      • uh huh says:

        Portland was going nowhere without LMA in that starting line up, and they all knew he was long gone. Maxing out Lillard and Matthews would amount to what this coming season? A garbage starting line up and garbage bench, and maybe 30ish or so wins, but not low enough to get a top 5 lottery pick? At least now they know who they’re building around, and picked up a ton of ex-lottery picks that may have just been in bad situations with their previous teams. Now they’ve got a team of low-risk, high-reward potential that they can just focus on developing for that said 5 years.
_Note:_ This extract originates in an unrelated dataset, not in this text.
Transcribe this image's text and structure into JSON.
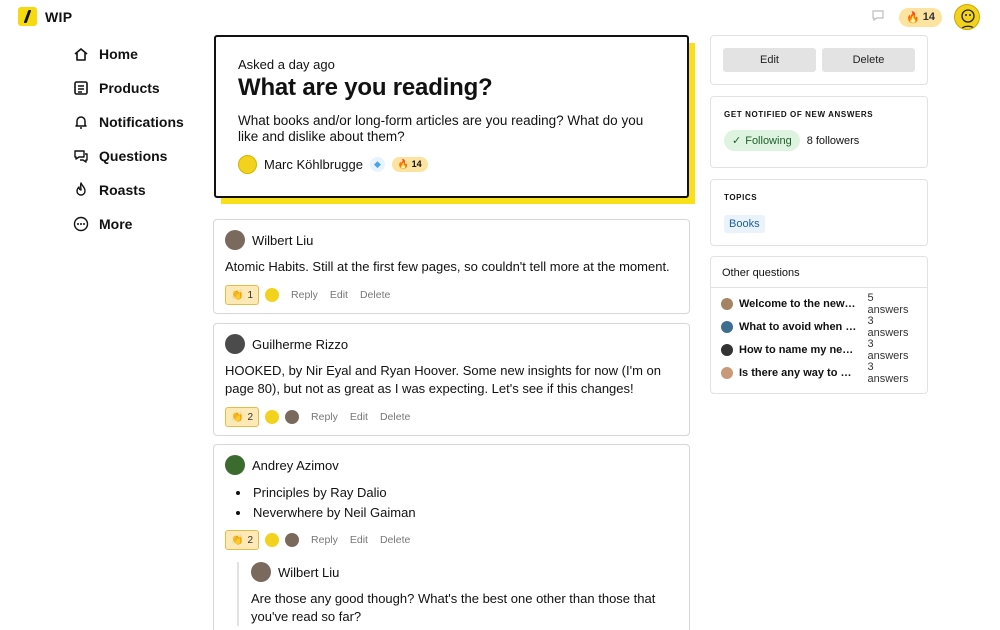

  9. geo nowitzki says:

    welcome the mavericks wesely Matthews

  10. wolfgang says:

    Wesley was the integrity and glue that held that team together. He will do the same for the Mavs and Rick who respects his players.

  11. JBR says:
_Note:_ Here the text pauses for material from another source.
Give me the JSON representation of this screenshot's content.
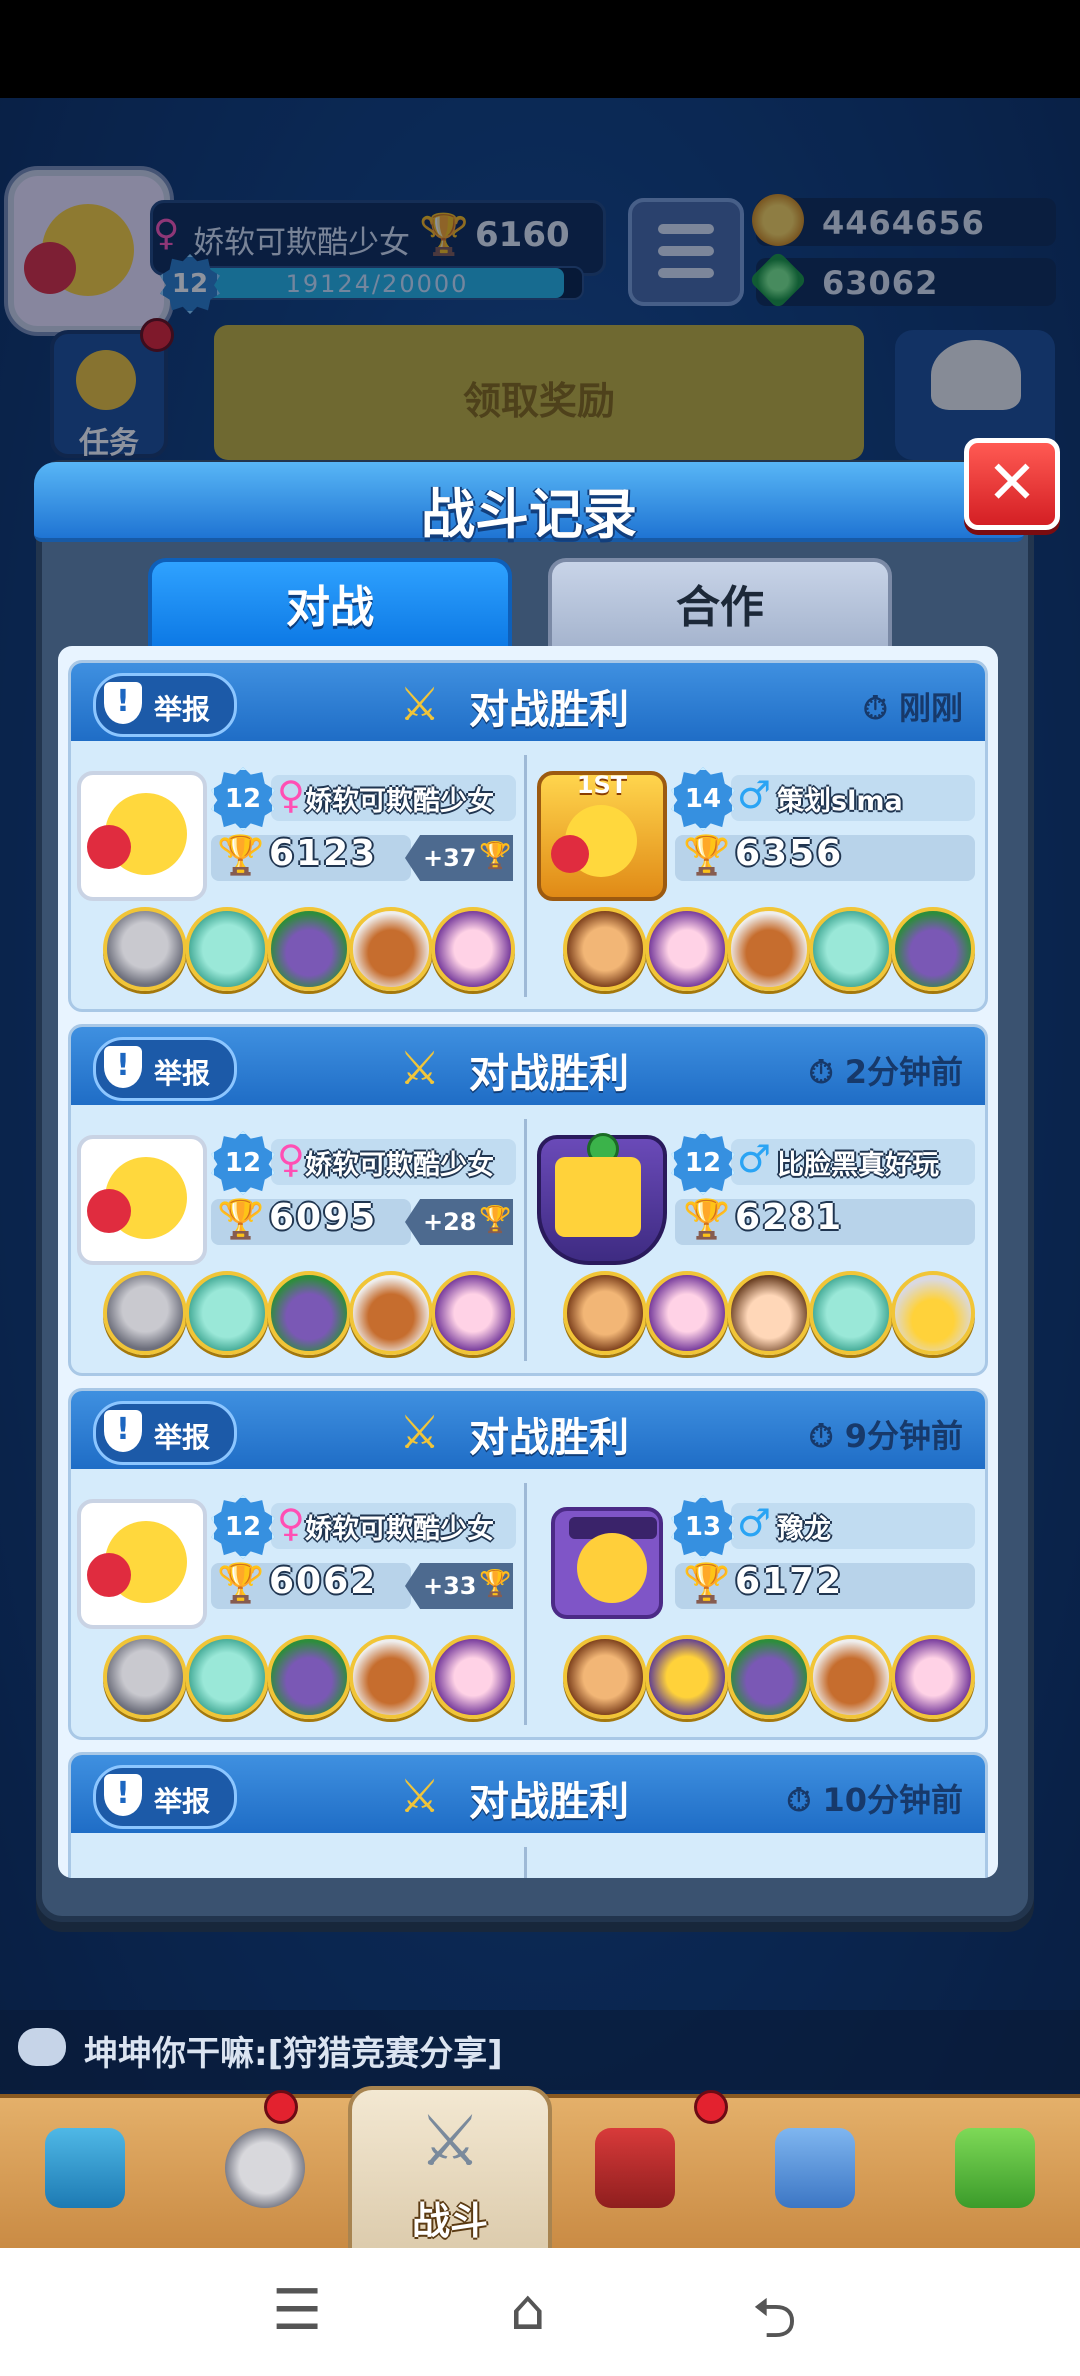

    It seems Matthews’ absurdly overblown salary doesn’t feel as good because he wasn’t given the opportunity to turn down a smaller – but no less absurdly overblown – offer from the Blazers. Boo. Hoo.

    Take your millions and buy yourself an entire pacific island of ‘respect’.
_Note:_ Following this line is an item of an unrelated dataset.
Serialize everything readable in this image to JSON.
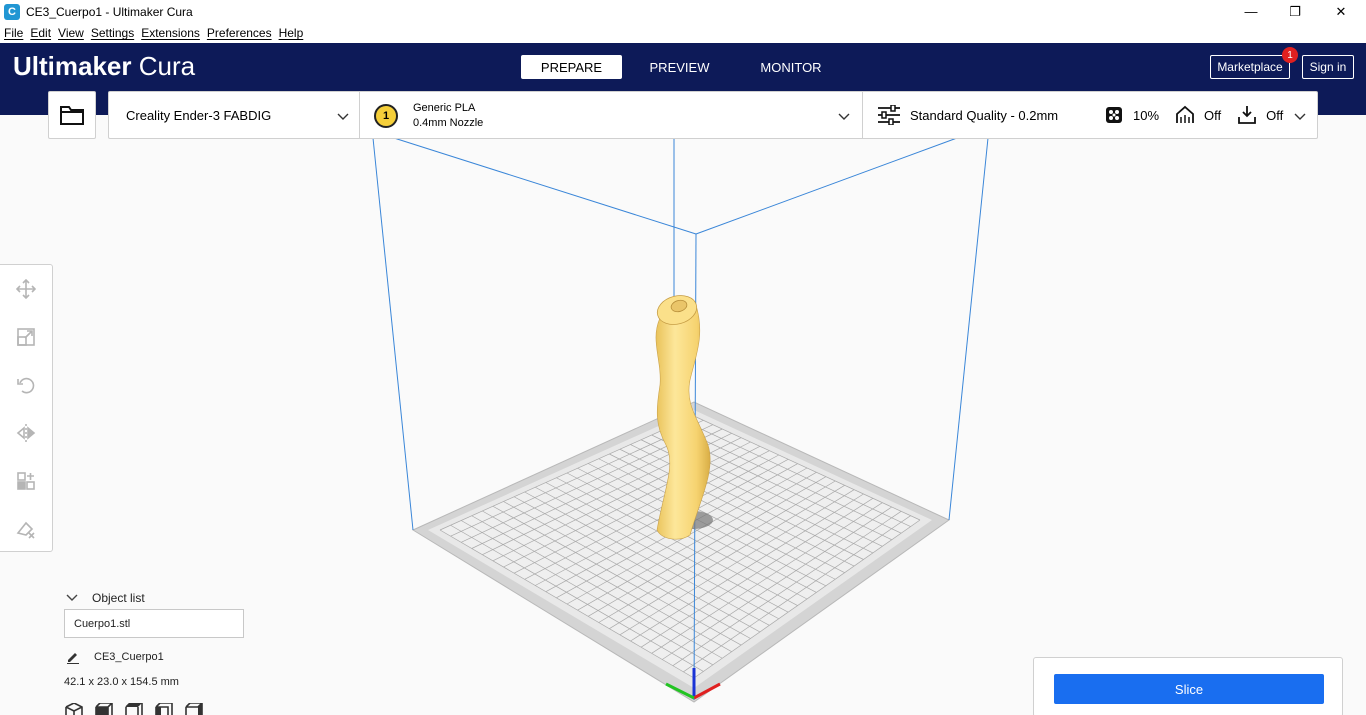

    • joopsy says:

      You don’t even sound like a fan of basketball, just some troll who vents because why, you’re a washed up former player who gets paid peanuts to wash roofs now? give me a break. Players have been overpaid for decades. It’s really a boring argument against an athlete these days. Get with the times and get some new material.

  12. Nick says:

    Yes, the NBA is a business. That applies to the decision making. It shouldn’t apply to how anyone is treated on a personal level. I am a business man. I make business decisions all the time. Some decisions are not what other people want or hope for. I still treat them with respect and communicate with them as I had in the past. But then again, I’m also traditional and at the risk of being politically incorrect, I’ll say that’s how a man should act. If you can’t look someone in the eye and tell them your decision, you’re not a man in my book!

  13. Connor says:

    Why all the Achilles tendon injuries in sports, among young strong athletes? My friend, a former physical trainer, said that if you’re young and tear your Achilles tendon, it is the result of taking steroids.

  14. jake s. says:

    It sounds like the Blazers knew this was Aldridge’s last season a long time ago. Understanding it was going to be a rebuild, the front office probably didn’t want to make an offer because they wanted clean books.

    • joopsy says:

      I think it would have been better of the front office to at least divulge their plans to the season ticket holders and other loyal fans, because many feel like they’ve been betrayed after Olshey came out with comments that LA never told them he was leaving the team, then a mere week later he commits to the Spurs. Many thought the trade they did for Batum was just to get some depth and that’d lead to more deals. What little did fans know the worst was certainly yet to come, and now many fans are disgusted.

  15. Harriethehawk says:

    Wesley Matthews obviously has not learned this is a business. Talk to Josh Smith about overall worth.